| Description of the task |
Search the listing below for the string "icon" and copy every line where it occurs.

| Data for this exercise |
((

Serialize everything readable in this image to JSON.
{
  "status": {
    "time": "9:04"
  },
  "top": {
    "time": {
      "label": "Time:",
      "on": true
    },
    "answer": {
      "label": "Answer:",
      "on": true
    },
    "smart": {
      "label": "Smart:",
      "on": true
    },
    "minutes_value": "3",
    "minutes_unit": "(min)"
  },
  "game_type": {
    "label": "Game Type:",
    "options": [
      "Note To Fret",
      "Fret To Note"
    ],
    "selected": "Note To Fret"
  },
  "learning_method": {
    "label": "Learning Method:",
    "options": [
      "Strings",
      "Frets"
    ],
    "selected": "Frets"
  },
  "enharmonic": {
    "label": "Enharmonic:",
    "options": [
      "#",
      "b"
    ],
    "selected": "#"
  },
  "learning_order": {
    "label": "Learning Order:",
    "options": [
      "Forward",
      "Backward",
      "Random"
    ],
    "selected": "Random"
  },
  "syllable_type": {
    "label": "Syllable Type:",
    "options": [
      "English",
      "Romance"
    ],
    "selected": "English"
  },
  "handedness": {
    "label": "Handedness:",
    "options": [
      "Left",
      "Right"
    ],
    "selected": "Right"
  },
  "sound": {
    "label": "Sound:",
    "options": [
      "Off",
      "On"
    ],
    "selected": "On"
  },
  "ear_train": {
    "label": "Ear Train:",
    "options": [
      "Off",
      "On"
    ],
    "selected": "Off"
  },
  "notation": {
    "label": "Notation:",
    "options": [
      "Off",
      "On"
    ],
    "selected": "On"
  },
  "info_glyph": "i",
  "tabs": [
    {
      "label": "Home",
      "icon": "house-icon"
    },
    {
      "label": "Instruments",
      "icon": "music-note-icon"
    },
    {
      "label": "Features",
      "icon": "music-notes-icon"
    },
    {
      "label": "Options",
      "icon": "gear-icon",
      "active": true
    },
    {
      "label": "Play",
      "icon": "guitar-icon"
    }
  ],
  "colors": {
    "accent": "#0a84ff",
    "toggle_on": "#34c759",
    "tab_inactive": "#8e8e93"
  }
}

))

| Output of the task |
      "icon": "house-icon"
      "icon": "music-note-icon"
      "icon": "music-notes-icon"
      "icon": "gear-icon",
      "icon": "guitar-icon"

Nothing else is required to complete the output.